When I heard that the place had shut down, I had the same bittersweet reaction as when the 85-year-old Nichols Lunch locked its doors last autumn. I hadn't spent much time at either place in many years for reasons we'll get to in a moment but I hoped that both would always be there, just in case I ever wanted to go back.
I had a few happy times at Stephenson's such as the night my demure mother got smashed on one of those sneakily potent apple daiquiris and was practically sliding out of our booth before her baked chicken arrived. Mom loved dining at Stephenson's because it reminded her of the kind of restaurants she loved from the 1940s, places that still served things like frozen marshmallow salad, Parker House rolls and Pink Squirrel cocktails.
I liked Stephenson's for a similar reason: It was trapped inside a wrinkle in time. What Loyd and Les Stephenson created as a 10-booth luncheonette in 1946 had evolved over the years into a bizarre labyrinth of "theme" rooms the Cupboard, the Pantry, the Back Porch had grown dated and dowdy over the decades. The shabby décor didn't bother me, but when the food quality and service started slipping, what had been an offbeat, kitschy dining experience became downright dull.
Signature dishes, such as the tender brisket and a fattening baked chicken, were still reasons to visit this badly aging restaurant, but after my last disappointing meal at Stephenson's when the service had become almost unbearably incompetent and once-legendary side dishes, such as the green-rice casserole, didn't even look appetizing I swore I would never return.
Now I can't even try to make Stephenson's-style brisket at home.

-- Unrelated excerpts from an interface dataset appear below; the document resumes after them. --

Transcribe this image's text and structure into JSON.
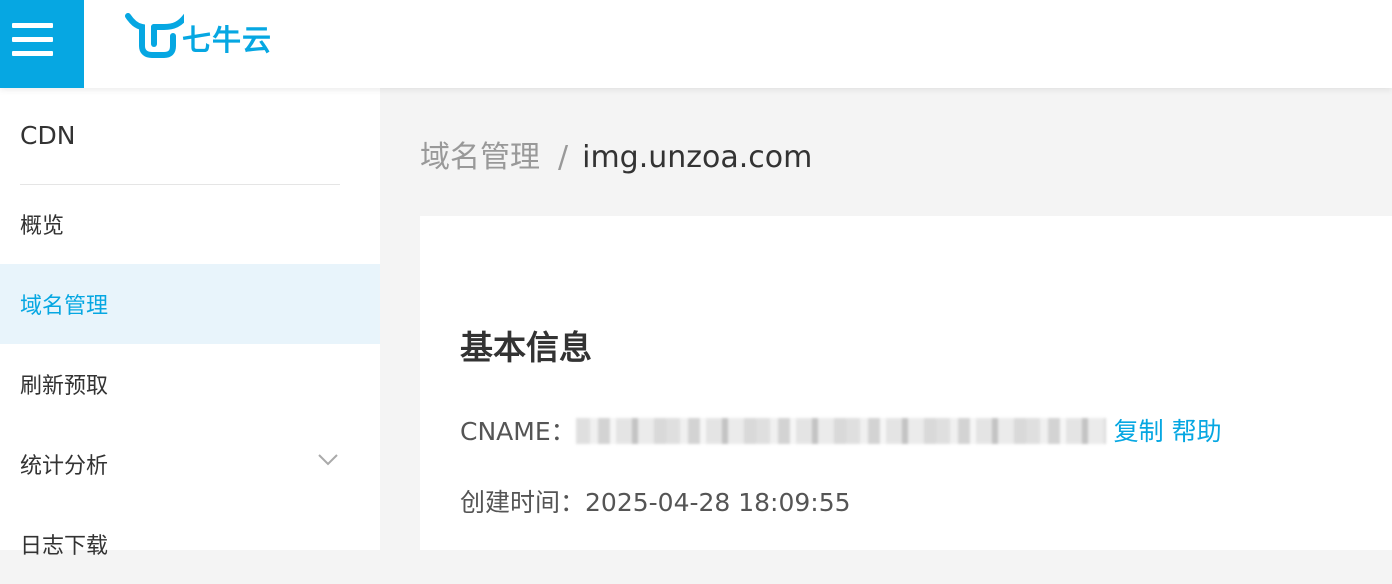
{
  "brand": {
    "name": "七牛云",
    "color": "#06a7e2"
  },
  "sidebar": {
    "title": "CDN",
    "items": [
      {
        "label": "概览"
      },
      {
        "label": "域名管理",
        "active": true
      },
      {
        "label": "刷新预取"
      },
      {
        "label": "统计分析",
        "icon": "chevron-down-icon"
      },
      {
        "label": "日志下载"
      }
    ]
  },
  "breadcrumb": {
    "parent": "域名管理",
    "separator": "/",
    "current": "img.unzoa.com"
  },
  "basic_info": {
    "title": "基本信息",
    "cname_label": "CNAME：",
    "copy_label": "复制",
    "help_label": "帮助",
    "created_label": "创建时间：",
    "created_value": "2025-04-28 18:09:55"
  }
}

My neighborhood grocer used to carry the restaurant's seasoning mix, but Stephenson's stopped manufacturing it a couple of years ago.
So there's a lesson, local icons: It's one thing for a restaurant to get old and unfashionable. But to become boring is unforgivable.